By Desirée Taylor
“I am totally upset,” said Dr. George Papasikos.
The dentist George Papasikos is upset because of a notice he got from his health insurance company.
“In September I received a notice from my small business health care plan, it would be terminated as of Feb. 1, and I would be offered a substitute plan at a much higher premium,” Papasikos said.
How much higher? Forty-three percent. He’s not alone. Blogger Nicole Sanders had a similar reaction when she found her insurance coverage would cease.
“I was very upset about it because I have issues. I have bad asthma. I felt like they were leaving me out, and I’m still lost to be honest with you. I’m not sure what I am going to be doing because I’ve tried to look and different plans and I was told that I should try to go though healthcare.gov. I’ve been tryign to do that for a while and it’s just not successful so far,” she said.
Horizon Blue Cross Blue Shield of New Jersey announced it will not renew any small group or individual plans in 2014 — impacting potentially 500,000 people — despite the president’s call urging insurers to reinstate canceled policies. The company issued the following statement: “Horizon BCBSNJ has been working to implement the Affordable Care Act for the past three and a half years, and undoing our work and essentially creating new plans in three weeks has proven to be impossible.”
But United Healthcare, parent company for Oxford health plans, said the company is “working with our brokers to assist our small group customers in New Jersey who wish to renew their 2013 health care coverage.” But even if plans are reinstated, other problems could crop up, say experts.

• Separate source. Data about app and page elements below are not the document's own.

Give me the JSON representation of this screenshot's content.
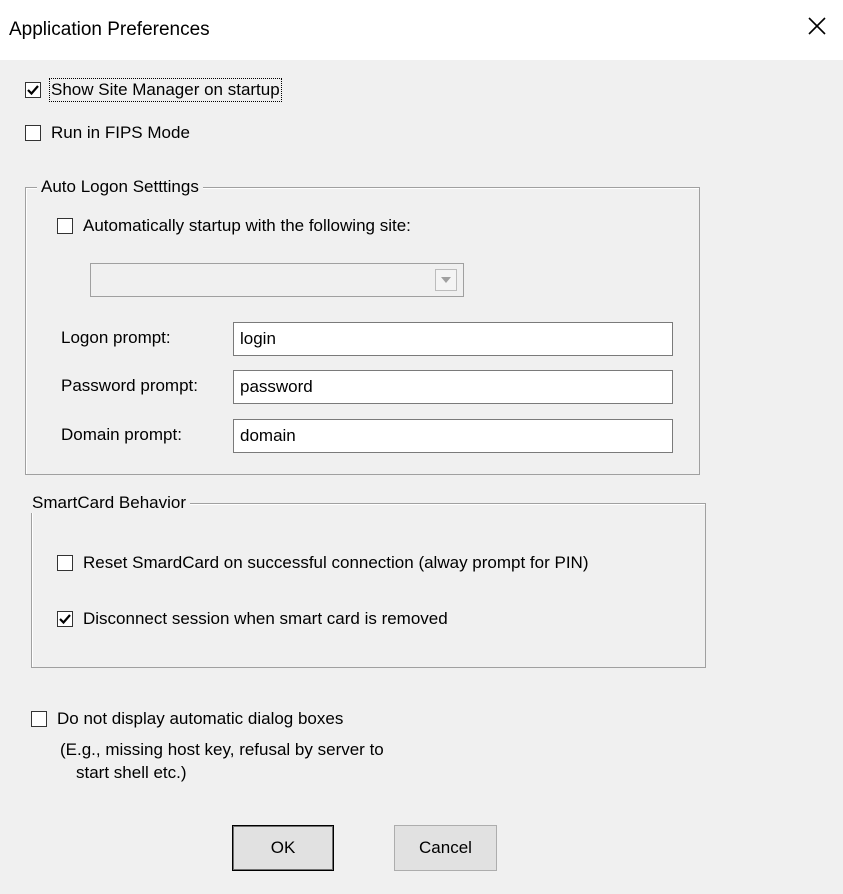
{
  "window": {
    "title": "Application Preferences"
  },
  "options": {
    "show_site_manager": {
      "label": "Show Site Manager on startup",
      "checked": true
    },
    "fips_mode": {
      "label": "Run in FIPS Mode",
      "checked": false
    }
  },
  "auto_logon": {
    "group_label": "Auto Logon Setttings",
    "auto_startup": {
      "label": "Automatically startup with the following site:",
      "checked": false
    },
    "site_select": {
      "value": ""
    },
    "logon_prompt": {
      "label": "Logon prompt:",
      "value": "login"
    },
    "password_prompt": {
      "label": "Password prompt:",
      "value": "password"
    },
    "domain_prompt": {
      "label": "Domain prompt:",
      "value": "domain"
    }
  },
  "smartcard": {
    "group_label": "SmartCard Behavior",
    "reset": {
      "label": "Reset SmardCard on successful connection (alway prompt for PIN)",
      "checked": false
    },
    "disconnect": {
      "label": "Disconnect session when smart card is removed",
      "checked": true
    }
  },
  "dialogs": {
    "no_auto_dialogs": {
      "label": "Do not display automatic dialog boxes",
      "checked": false
    },
    "note_line1": "(E.g., missing host key, refusal by server to",
    "note_line2": "start shell etc.)"
  },
  "buttons": {
    "ok": "OK",
    "cancel": "Cancel"
  },
  "icons": {
    "close": "close-icon",
    "checkmark": "checkmark-icon",
    "dropdown": "chevron-down-icon"
  }
}
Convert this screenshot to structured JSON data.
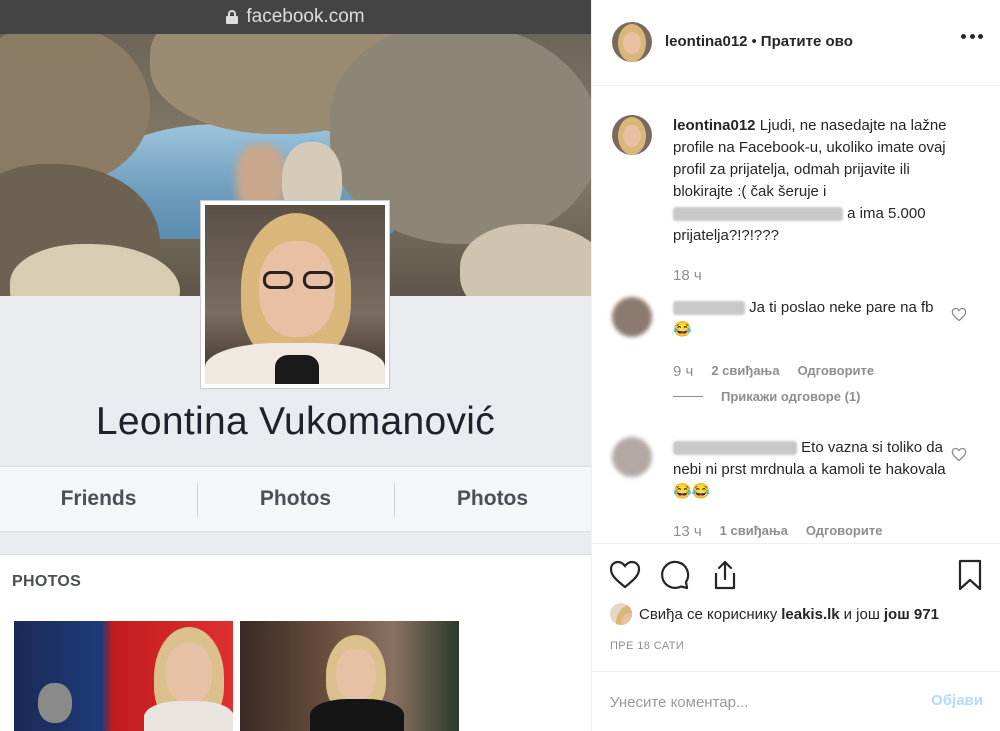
{
  "browser": {
    "url": "facebook.com"
  },
  "facebook": {
    "profile_name": "Leontina Vukomanović",
    "tabs": [
      "Friends",
      "Photos",
      "Photos"
    ],
    "photos_heading": "PHOTOS"
  },
  "post_header": {
    "username": "leontina012",
    "separator": "•",
    "follow_label": "Пратите ово"
  },
  "caption": {
    "username": "leontina012",
    "text_before_blur": "Ljudi, ne nasedajte na lažne profile na Facebook-u, ukoliko imate ovaj profil za prijatelja, odmah prijavite ili blokirajte :( čak šeruje i",
    "text_after_blur": "a ima 5.000 prijatelja?!?!???",
    "time": "18 ч"
  },
  "comments": [
    {
      "text": "Ja ti poslao neke pare na fb😂",
      "time": "9 ч",
      "likes": "2 свиђања",
      "reply": "Одговорите",
      "view_replies": "Прикажи одговоре (1)"
    },
    {
      "text": "Eto vazna si toliko da nebi ni prst mrdnula a kamoli te hakovala 😂😂",
      "time": "13 ч",
      "likes": "1 свиђања",
      "reply": "Одговорите"
    }
  ],
  "likes_line": {
    "prefix": "Свиђа се кориснику",
    "user": "leakis.lk",
    "middle": "и још",
    "count": "још 971"
  },
  "date": "ПРЕ 18 САТИ",
  "add_comment": {
    "placeholder": "Унесите коментар...",
    "post_label": "Објави"
  },
  "icons": [
    "lock-icon",
    "more-icon",
    "heart-icon",
    "comment-icon",
    "share-icon",
    "bookmark-icon"
  ]
}
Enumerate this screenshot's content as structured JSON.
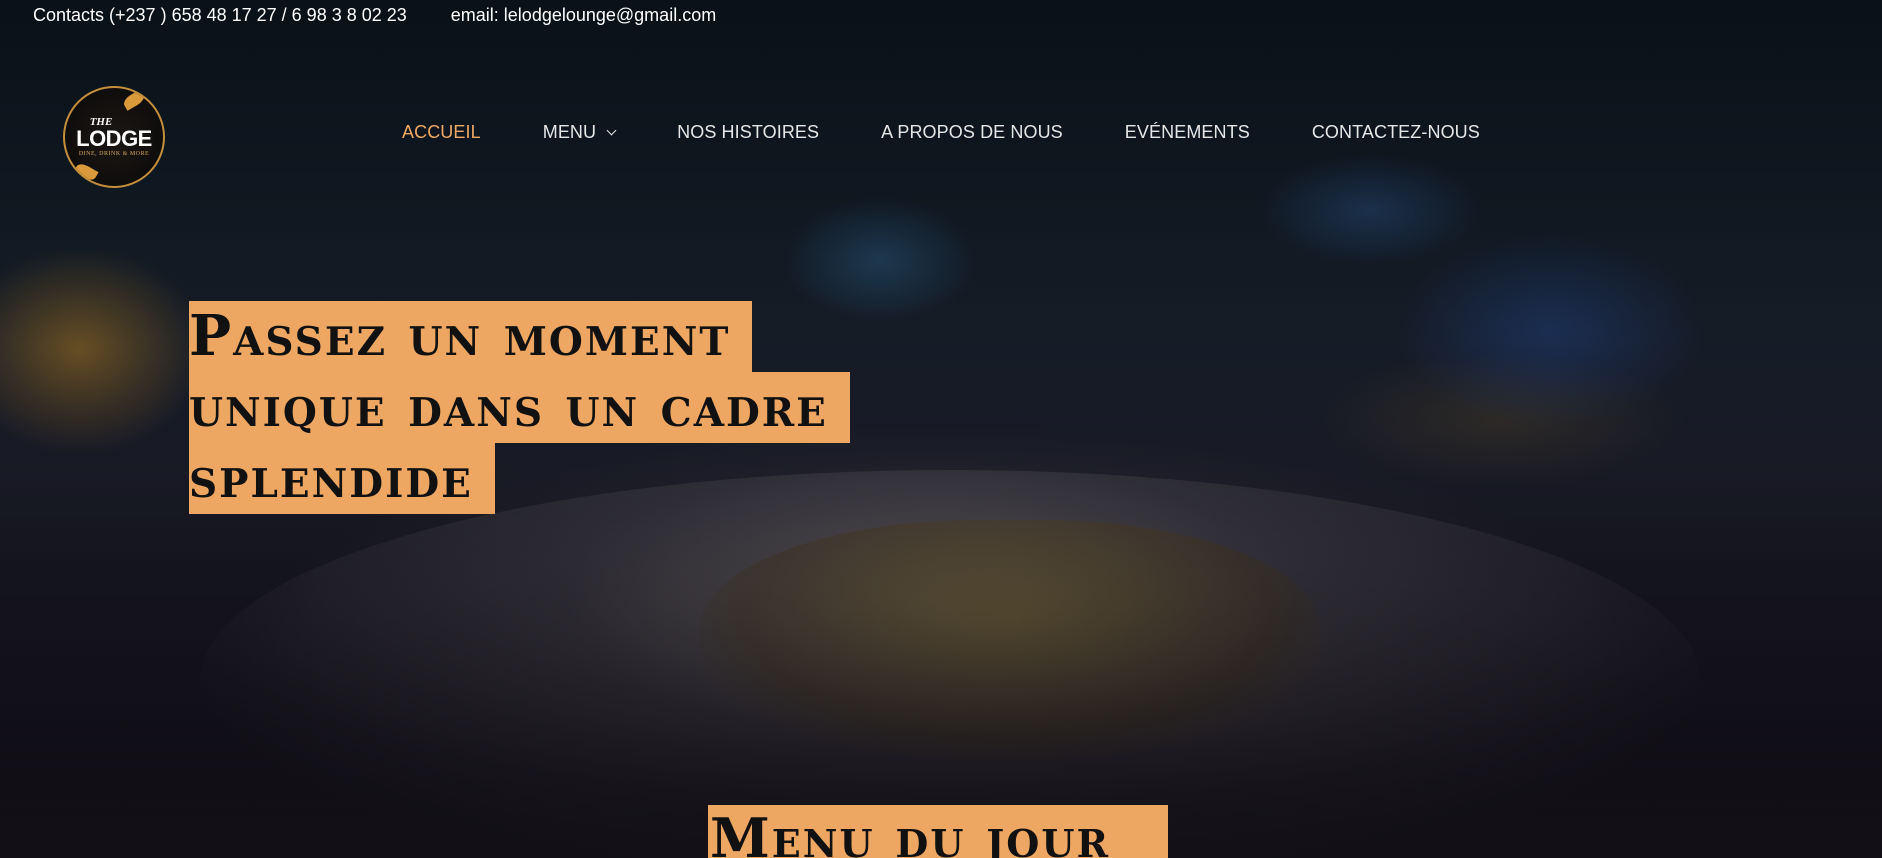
{
  "topbar": {
    "contacts": "Contacts (+237 ) 658 48 17 27 / 6 98 3 8 02 23",
    "email": "email: lelodgelounge@gmail.com"
  },
  "logo": {
    "the": "THE",
    "name": "LODGE",
    "tagline": "DINE, DRINK & MORE"
  },
  "nav": {
    "items": [
      {
        "label": "ACCUEIL",
        "active": true
      },
      {
        "label": "MENU",
        "has_dropdown": true
      },
      {
        "label": "NOS HISTOIRES"
      },
      {
        "label": "A PROPOS DE NOUS"
      },
      {
        "label": "EVÉNEMENTS"
      },
      {
        "label": "CONTACTEZ-NOUS"
      }
    ],
    "active_color": "#f0a965"
  },
  "hero": {
    "headline_lines": [
      "Passez un moment",
      "unique dans un cadre",
      "splendide"
    ],
    "highlight_color": "#eea763"
  },
  "section": {
    "title": "Menu du jour"
  }
}
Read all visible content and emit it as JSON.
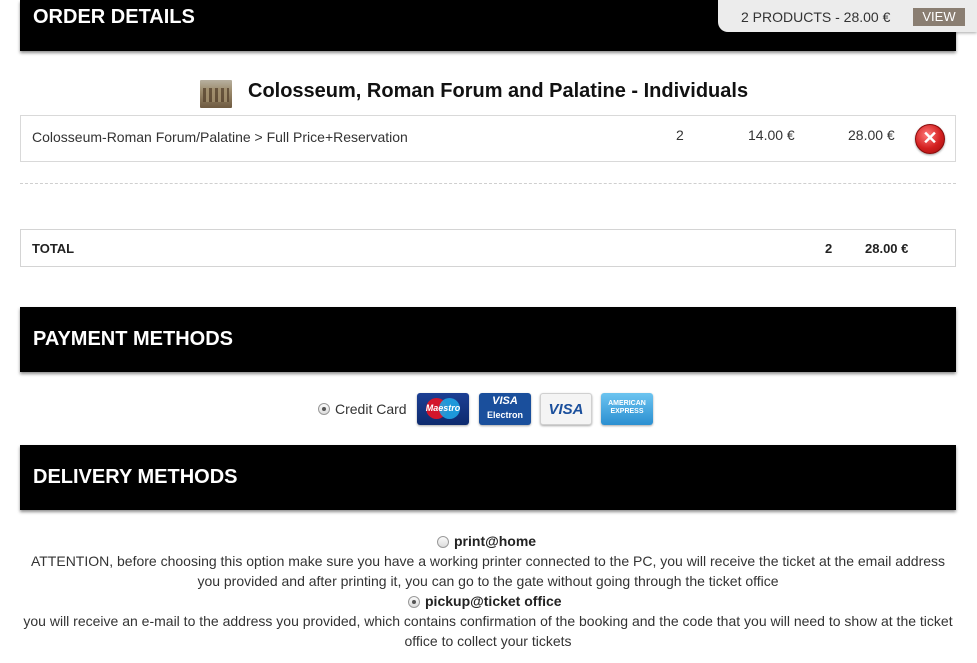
{
  "order_details": {
    "header": "ORDER DETAILS",
    "cart_summary": "2 PRODUCTS - 28.00 €",
    "view_button": "VIEW",
    "product_title": "Colosseum, Roman Forum and Palatine - Individuals",
    "line_item": {
      "description": "Colosseum-Roman Forum/Palatine > Full Price+Reservation",
      "quantity": "2",
      "unit_price": "14.00 €",
      "total": "28.00 €",
      "remove_icon": "remove-x-icon"
    },
    "totals": {
      "label": "TOTAL",
      "quantity": "2",
      "amount": "28.00 €"
    }
  },
  "payment_methods": {
    "header": "PAYMENT METHODS",
    "option_label": "Credit Card",
    "selected": true,
    "cards": [
      {
        "name": "Maestro",
        "text": "Maestro"
      },
      {
        "name": "Visa Electron",
        "text_top": "VISA",
        "text_bottom": "Electron"
      },
      {
        "name": "Visa",
        "text": "VISA"
      },
      {
        "name": "American Express",
        "text": "AMERICAN EXPRESS"
      }
    ]
  },
  "delivery_methods": {
    "header": "DELIVERY METHODS",
    "options": [
      {
        "label": "print@home",
        "selected": false,
        "description": "ATTENTION, before choosing this option make sure you have a working printer connected to the PC, you will receive the ticket at the email address you provided and after printing it, you can go to the gate without going through the ticket office"
      },
      {
        "label": "pickup@ticket office",
        "selected": true,
        "description": "you will receive an e-mail to the address you provided, which contains confirmation of the booking and the code that you will need to show at the ticket office to collect your tickets"
      }
    ]
  },
  "colors": {
    "header_bg": "#000000",
    "view_button_bg": "#8a7e72",
    "remove_red": "#d32020"
  }
}
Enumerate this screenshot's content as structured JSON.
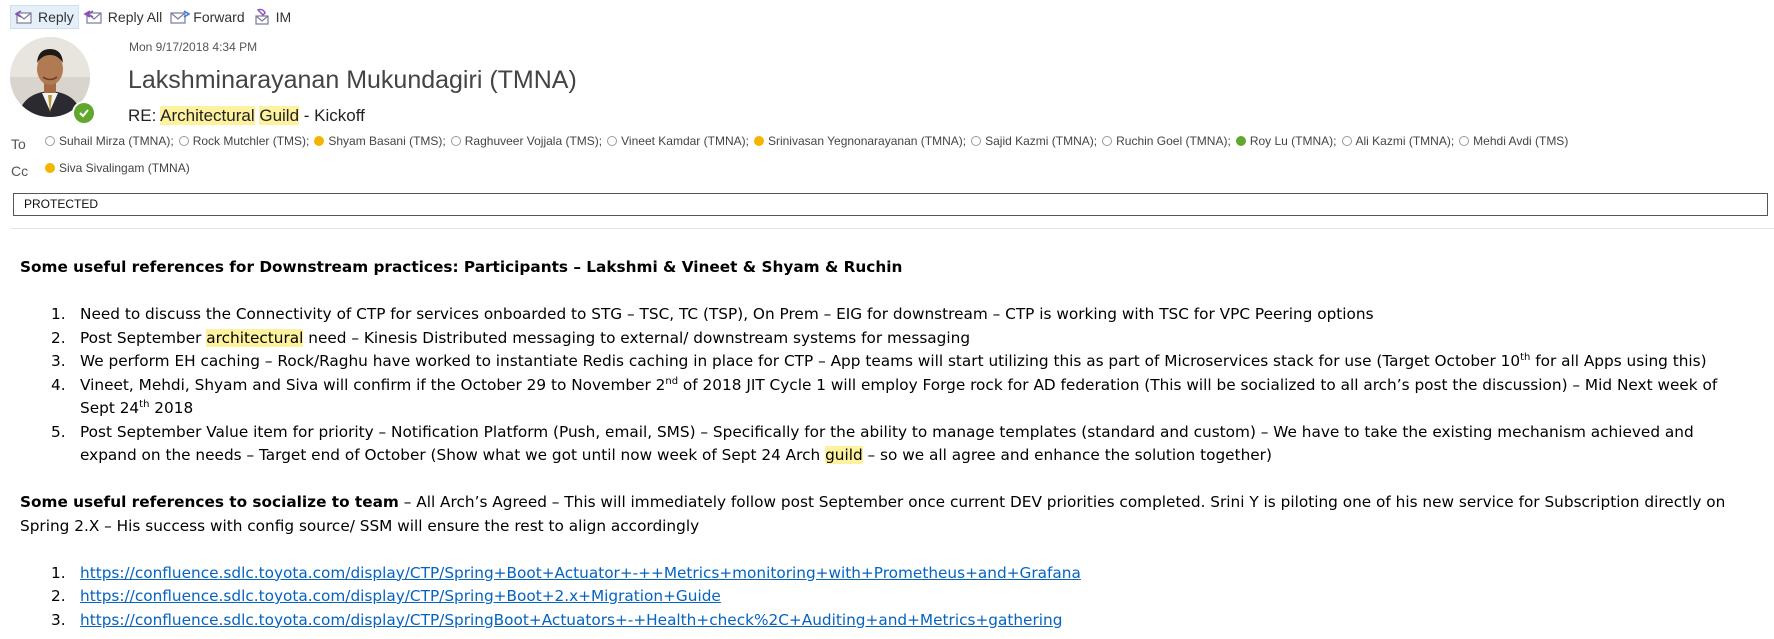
{
  "toolbar": {
    "reply": "Reply",
    "reply_all": "Reply All",
    "forward": "Forward",
    "im": "IM"
  },
  "header": {
    "date": "Mon 9/17/2018 4:34 PM",
    "sender": "Lakshminarayanan Mukundagiri (TMNA)",
    "subject_prefix": "RE: ",
    "subject_hl1": "Architectural",
    "subject_hl2": "Guild",
    "subject_suffix": " - Kickoff",
    "to_label": "To",
    "cc_label": "Cc",
    "to": [
      {
        "name": "Suhail Mirza (TMNA);",
        "status": "offline"
      },
      {
        "name": "Rock Mutchler (TMS);",
        "status": "offline"
      },
      {
        "name": "Shyam Basani (TMS);",
        "status": "away"
      },
      {
        "name": "Raghuveer Vojjala (TMS);",
        "status": "offline"
      },
      {
        "name": "Vineet Kamdar (TMNA);",
        "status": "offline"
      },
      {
        "name": "Srinivasan Yegnonarayanan (TMNA);",
        "status": "away"
      },
      {
        "name": "Sajid Kazmi (TMNA);",
        "status": "offline"
      },
      {
        "name": "Ruchin Goel (TMNA);",
        "status": "offline"
      },
      {
        "name": "Roy Lu (TMNA);",
        "status": "available"
      },
      {
        "name": "Ali Kazmi (TMNA);",
        "status": "offline"
      },
      {
        "name": "Mehdi Avdi (TMS)",
        "status": "offline"
      }
    ],
    "cc": [
      {
        "name": "Siva Sivalingam (TMNA)",
        "status": "away"
      }
    ],
    "classification": "PROTECTED"
  },
  "body": {
    "heading1": "Some useful references for Downstream practices: Participants – Lakshmi & Vineet & Shyam & Ruchin",
    "items1": [
      {
        "num": "1.",
        "text": "Need to discuss the Connectivity of CTP for services onboarded to STG – TSC, TC (TSP), On Prem – EIG for downstream – CTP is working with TSC for VPC Peering options"
      },
      {
        "num": "2.",
        "a": "Post September ",
        "hl": "architectural",
        "b": " need – Kinesis Distributed messaging to external/ downstream systems for messaging"
      },
      {
        "num": "3.",
        "a": "We perform EH caching – Rock/Raghu have worked to instantiate Redis caching in place for CTP – App teams will start utilizing this as part of Microservices stack for use (Target October 10",
        "sup": "th",
        "b": " for all Apps using this)"
      },
      {
        "num": "4.",
        "a": "Vineet, Mehdi, Shyam and Siva will confirm if the October 29 to November 2",
        "sup": "nd",
        "b": " of 2018 JIT Cycle 1 will employ Forge rock for AD federation (This will be socialized to all arch’s post the discussion) – Mid Next week of Sept 24",
        "sup2": "th",
        "c": " 2018"
      },
      {
        "num": "5.",
        "a": "Post September Value item for priority – Notification Platform (Push, email, SMS) – Specifically for the ability to manage templates (standard and custom) – We have to take the existing mechanism achieved and expand on the needs – Target end of October (Show what we got until now week of Sept 24 Arch ",
        "hl": "guild",
        "b": " – so we all agree and enhance the solution together)"
      }
    ],
    "heading2": "Some useful references to socialize to team",
    "para2": " – All Arch’s Agreed – This will immediately follow post September once current DEV priorities completed. Srini Y is piloting one of his new service for Subscription directly on Spring 2.X – His success with config source/ SSM will ensure the rest to align accordingly",
    "links": [
      {
        "num": "1.",
        "url": "https://confluence.sdlc.toyota.com/display/CTP/Spring+Boot+Actuator+-++Metrics+monitoring+with+Prometheus+and+Grafana"
      },
      {
        "num": "2.",
        "url": "https://confluence.sdlc.toyota.com/display/CTP/Spring+Boot+2.x+Migration+Guide"
      },
      {
        "num": "3.",
        "url": "https://confluence.sdlc.toyota.com/display/CTP/SpringBoot+Actuators+-+Health+check%2C+Auditing+and+Metrics+gathering"
      }
    ]
  }
}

“Continuation of plans does create attractive options for some consumers. I does have have impact on pricing in the back end of price for some consumers,” said President of the New Jersey Association of Health Plans Ward Sanders.
If your plan is canceled, Sanders says there are options.
“The individual and small-group markets are guaranteed so no one can be turned down regardless of their health status. People are not necessarily losing coverage on Jan. 1. If your plan renewal is on Jan. 1 then you need to look for alternative coverage,” Sanders said.
And the health exchanges website is working better. But with such a disastrous rollout, it’s unclear if consumers will go there to shop for coverage.